The most sweeping and problematical changes are contained in the new trust law.  They affect non-residents as well as fiscal residents of France.  Practically speaking, the French law does not provide for the creation of trusts.  However, French courts as well as the “fisc” (the French tax authorities), have accepted their existence, but have sought to work out a way of dealing with them for property purposes but, more importantly, for tax purposes.   This portion of the new law, effective as of 2012, makes some dramatic changes to how trust holdings are taxed, including the timing of the tax as well as the rate of tax, and also creates reporting requirements by trustees to the French fisc.  Some standard tax planning techniques are now in jeopardy, and in some cases, those who are beneficiaries of large trusts may have to re-think whether to become French fiscal residents and certainly have to think twice about setting up a trust once they have already become French residents.

The changes in the wealth tax rules (ISF) will result in lower wealth tax for most and no wealth tax for some.  However, reporting requirements are tightened and penalties will be applied for failure to report.   A major change:  shareholder loans to a real estate holding company (SCI, LLC, S-Corp, etc.) are no longer taken into account in valuing the holding company shares for wealth tax purposes.

Gifts and inheritances see some dramatic changes, including an increase in the top rate between parents and children (as well as in the direct line of descent and ascent), from 40% to 45%.  Other changes result in certain gifts being taxed at 60% when in the past they would have been taxed at lower rates.    
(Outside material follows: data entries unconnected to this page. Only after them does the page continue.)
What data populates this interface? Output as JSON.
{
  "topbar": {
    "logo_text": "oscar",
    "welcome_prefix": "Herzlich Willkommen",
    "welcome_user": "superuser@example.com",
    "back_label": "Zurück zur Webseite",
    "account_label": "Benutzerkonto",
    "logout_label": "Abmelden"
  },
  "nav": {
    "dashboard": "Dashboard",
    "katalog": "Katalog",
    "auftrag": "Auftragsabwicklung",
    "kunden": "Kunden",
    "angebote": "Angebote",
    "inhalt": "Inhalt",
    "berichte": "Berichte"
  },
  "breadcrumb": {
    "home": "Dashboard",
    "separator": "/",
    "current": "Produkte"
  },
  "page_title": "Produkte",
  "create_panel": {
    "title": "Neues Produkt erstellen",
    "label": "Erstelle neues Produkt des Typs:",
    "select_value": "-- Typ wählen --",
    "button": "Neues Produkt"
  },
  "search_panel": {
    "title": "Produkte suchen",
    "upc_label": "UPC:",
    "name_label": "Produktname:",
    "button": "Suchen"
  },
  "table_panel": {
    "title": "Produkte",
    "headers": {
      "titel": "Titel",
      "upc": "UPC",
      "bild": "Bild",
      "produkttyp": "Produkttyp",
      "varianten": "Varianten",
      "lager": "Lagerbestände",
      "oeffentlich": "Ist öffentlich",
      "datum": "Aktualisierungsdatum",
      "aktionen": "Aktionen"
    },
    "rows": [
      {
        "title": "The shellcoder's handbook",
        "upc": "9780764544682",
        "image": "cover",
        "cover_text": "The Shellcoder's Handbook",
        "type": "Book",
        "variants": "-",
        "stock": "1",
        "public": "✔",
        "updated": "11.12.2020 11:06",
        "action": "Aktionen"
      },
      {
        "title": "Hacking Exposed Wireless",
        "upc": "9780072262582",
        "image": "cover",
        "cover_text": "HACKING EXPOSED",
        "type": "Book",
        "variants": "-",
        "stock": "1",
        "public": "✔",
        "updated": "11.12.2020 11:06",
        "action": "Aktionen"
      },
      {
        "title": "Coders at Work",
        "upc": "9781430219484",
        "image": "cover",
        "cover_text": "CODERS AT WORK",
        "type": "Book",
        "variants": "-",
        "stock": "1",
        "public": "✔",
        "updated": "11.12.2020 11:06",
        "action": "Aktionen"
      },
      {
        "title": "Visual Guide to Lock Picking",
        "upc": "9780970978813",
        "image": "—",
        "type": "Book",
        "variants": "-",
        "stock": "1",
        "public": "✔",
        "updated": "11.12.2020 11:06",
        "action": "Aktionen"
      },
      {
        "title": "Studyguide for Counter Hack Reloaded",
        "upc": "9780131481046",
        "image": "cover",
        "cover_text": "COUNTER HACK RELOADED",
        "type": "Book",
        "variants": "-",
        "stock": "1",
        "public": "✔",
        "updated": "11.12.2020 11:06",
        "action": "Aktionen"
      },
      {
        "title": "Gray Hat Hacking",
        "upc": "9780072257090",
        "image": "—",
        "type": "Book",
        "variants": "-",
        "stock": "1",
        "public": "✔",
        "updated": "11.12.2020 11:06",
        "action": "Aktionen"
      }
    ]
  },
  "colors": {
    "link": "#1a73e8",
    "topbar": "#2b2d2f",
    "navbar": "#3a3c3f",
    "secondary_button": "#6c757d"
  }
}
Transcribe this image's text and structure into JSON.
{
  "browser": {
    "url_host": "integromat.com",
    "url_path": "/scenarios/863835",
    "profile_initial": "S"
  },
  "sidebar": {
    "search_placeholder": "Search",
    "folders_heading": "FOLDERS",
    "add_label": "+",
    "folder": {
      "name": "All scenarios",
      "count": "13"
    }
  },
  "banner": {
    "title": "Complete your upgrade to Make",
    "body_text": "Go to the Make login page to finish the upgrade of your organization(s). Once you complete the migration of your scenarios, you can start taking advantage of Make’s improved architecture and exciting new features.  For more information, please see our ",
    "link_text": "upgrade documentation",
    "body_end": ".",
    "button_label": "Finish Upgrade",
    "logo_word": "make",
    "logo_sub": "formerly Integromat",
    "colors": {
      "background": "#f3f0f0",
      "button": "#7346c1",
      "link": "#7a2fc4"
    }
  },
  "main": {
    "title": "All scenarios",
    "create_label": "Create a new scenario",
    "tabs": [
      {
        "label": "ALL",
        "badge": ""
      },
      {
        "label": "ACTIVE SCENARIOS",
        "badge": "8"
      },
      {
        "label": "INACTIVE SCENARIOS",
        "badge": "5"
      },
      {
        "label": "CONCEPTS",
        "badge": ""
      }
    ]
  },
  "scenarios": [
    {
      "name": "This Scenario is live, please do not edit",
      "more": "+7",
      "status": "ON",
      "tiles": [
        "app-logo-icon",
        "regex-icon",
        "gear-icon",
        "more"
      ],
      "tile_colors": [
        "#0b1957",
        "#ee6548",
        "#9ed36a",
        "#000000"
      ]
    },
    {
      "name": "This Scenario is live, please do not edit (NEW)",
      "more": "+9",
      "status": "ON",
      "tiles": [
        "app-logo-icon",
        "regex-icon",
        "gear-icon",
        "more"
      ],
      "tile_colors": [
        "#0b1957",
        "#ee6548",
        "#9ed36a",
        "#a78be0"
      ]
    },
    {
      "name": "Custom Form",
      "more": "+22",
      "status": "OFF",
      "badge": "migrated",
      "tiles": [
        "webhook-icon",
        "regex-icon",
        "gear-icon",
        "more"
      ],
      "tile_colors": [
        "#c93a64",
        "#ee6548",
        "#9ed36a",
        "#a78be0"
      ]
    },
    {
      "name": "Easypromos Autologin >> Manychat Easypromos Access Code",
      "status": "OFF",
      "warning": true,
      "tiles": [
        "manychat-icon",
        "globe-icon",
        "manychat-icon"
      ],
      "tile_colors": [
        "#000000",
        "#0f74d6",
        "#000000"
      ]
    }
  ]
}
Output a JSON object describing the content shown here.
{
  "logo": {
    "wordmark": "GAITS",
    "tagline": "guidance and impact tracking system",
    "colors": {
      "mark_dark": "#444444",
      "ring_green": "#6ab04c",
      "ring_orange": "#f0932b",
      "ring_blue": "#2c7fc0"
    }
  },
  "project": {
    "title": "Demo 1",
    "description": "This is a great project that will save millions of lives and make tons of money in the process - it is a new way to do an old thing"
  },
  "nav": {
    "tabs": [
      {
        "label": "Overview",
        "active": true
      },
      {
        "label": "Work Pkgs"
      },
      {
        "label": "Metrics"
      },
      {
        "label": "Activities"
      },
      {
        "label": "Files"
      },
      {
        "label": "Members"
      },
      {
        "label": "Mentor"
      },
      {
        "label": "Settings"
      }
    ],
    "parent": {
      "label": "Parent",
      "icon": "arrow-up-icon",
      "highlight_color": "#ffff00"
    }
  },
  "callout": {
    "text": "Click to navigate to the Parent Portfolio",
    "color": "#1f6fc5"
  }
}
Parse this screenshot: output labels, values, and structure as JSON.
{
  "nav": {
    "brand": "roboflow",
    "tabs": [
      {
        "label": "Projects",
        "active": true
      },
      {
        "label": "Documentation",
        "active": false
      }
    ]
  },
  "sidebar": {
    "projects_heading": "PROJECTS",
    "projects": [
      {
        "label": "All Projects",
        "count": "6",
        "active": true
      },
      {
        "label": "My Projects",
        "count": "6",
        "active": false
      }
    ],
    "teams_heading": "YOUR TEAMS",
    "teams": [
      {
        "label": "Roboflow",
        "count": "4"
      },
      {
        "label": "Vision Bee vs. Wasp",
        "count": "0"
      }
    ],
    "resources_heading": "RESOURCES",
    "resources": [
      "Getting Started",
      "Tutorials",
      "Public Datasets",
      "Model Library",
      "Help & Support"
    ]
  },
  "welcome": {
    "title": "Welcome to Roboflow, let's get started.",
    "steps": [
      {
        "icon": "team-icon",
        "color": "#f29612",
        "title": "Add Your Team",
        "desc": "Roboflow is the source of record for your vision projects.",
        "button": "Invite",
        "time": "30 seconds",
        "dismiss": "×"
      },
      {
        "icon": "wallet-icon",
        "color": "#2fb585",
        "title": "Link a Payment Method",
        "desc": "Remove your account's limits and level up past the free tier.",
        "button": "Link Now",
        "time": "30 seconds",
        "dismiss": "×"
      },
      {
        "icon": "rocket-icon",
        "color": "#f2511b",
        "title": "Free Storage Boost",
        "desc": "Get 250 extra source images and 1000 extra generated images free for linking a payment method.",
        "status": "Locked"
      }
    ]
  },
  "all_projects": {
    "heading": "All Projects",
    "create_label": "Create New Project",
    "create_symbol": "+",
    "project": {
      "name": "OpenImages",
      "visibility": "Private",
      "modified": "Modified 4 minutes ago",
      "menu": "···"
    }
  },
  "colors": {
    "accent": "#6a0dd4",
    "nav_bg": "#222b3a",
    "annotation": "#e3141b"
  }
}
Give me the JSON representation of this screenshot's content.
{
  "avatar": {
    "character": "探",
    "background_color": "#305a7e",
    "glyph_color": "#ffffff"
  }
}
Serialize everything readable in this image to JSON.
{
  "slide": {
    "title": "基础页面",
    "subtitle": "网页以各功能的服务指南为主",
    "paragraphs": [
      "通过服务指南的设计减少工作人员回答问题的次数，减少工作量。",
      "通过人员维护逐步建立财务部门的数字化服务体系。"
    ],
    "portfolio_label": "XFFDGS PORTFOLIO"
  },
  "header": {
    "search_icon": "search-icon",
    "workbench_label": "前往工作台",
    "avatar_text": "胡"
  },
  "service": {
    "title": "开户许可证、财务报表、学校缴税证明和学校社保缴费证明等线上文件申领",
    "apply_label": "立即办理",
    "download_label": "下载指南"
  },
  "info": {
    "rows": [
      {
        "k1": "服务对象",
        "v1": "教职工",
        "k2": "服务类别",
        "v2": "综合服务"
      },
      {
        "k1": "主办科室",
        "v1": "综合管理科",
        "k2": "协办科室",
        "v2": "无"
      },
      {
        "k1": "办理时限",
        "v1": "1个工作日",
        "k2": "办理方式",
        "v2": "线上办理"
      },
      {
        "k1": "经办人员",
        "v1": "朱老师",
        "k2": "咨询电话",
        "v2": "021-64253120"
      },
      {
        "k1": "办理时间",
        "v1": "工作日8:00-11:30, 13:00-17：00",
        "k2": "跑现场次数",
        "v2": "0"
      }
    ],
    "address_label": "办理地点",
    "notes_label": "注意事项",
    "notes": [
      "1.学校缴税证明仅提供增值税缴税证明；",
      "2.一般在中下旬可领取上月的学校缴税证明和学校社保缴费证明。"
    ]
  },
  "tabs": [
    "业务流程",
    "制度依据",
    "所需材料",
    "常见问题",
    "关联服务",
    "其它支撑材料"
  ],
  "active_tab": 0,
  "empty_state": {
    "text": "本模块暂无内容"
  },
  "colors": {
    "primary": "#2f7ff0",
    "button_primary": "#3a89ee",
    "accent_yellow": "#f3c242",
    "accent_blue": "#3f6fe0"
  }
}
Another tax change which, at this writing, has been enacted but not yet published, is the capital gains law that would increase the period for obtaining total exemption from the capital gains tax on the same of a secondary residence in France from 15 years to 30 years.


Be wary of making anonymous political contributions in excess of $13,000

May 11, 2011

This is a letter from the IRS to a taxpayer (name redacted), indicating that ananymous gifts (or any gifts) in excess of $13,000 to a 501(c)(4) organization may be subject to US gift tax.

“The Internal Revenue Service has received information that you donated cash to [REDACTED], an IRC Section 501(c)(4) organization,” the agent wrote to a donor. “Donations to 501(c)(4) organizations are taxable gifts and your contribution in 2008 should have been reported on your 2008 Federal Gift Tax Return (Form 709).”